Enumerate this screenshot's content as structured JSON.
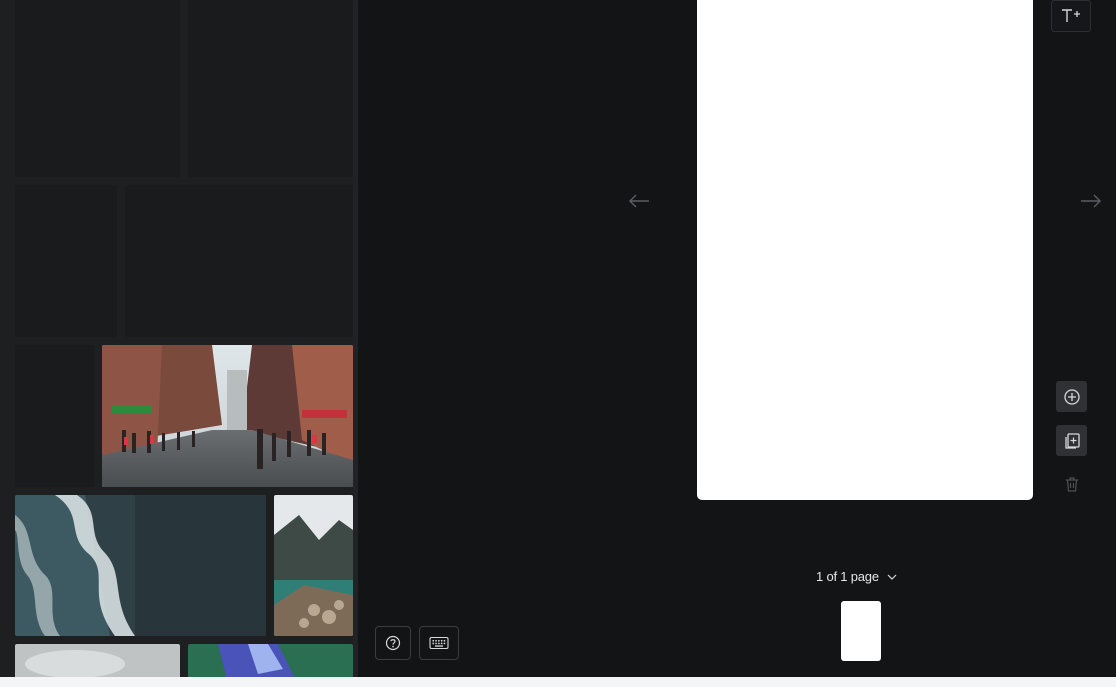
{
  "page_indicator": {
    "label": "1 of 1 page"
  },
  "colors": {
    "background": "#131416",
    "panel": "#1d1f21",
    "page": "#ffffff"
  },
  "icons": {
    "add_text": "text-plus-icon",
    "add_page": "circle-plus-icon",
    "duplicate_page": "duplicate-page-icon",
    "delete_page": "trash-icon",
    "prev": "arrow-left-icon",
    "next": "arrow-right-icon",
    "help": "help-circle-icon",
    "keyboard": "keyboard-icon"
  }
}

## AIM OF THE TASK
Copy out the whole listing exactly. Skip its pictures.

## RESPONSE
Enumerate this screenshot's content as structured JSON.
{
  "page_indicator": {
    "label": "1 of 1 page"
  },
  "colors": {
    "background": "#131416",
    "panel": "#1d1f21",
    "page": "#ffffff"
  },
  "icons": {
    "add_text": "text-plus-icon",
    "add_page": "circle-plus-icon",
    "duplicate_page": "duplicate-page-icon",
    "delete_page": "trash-icon",
    "prev": "arrow-left-icon",
    "next": "arrow-right-icon",
    "help": "help-circle-icon",
    "keyboard": "keyboard-icon"
  }
}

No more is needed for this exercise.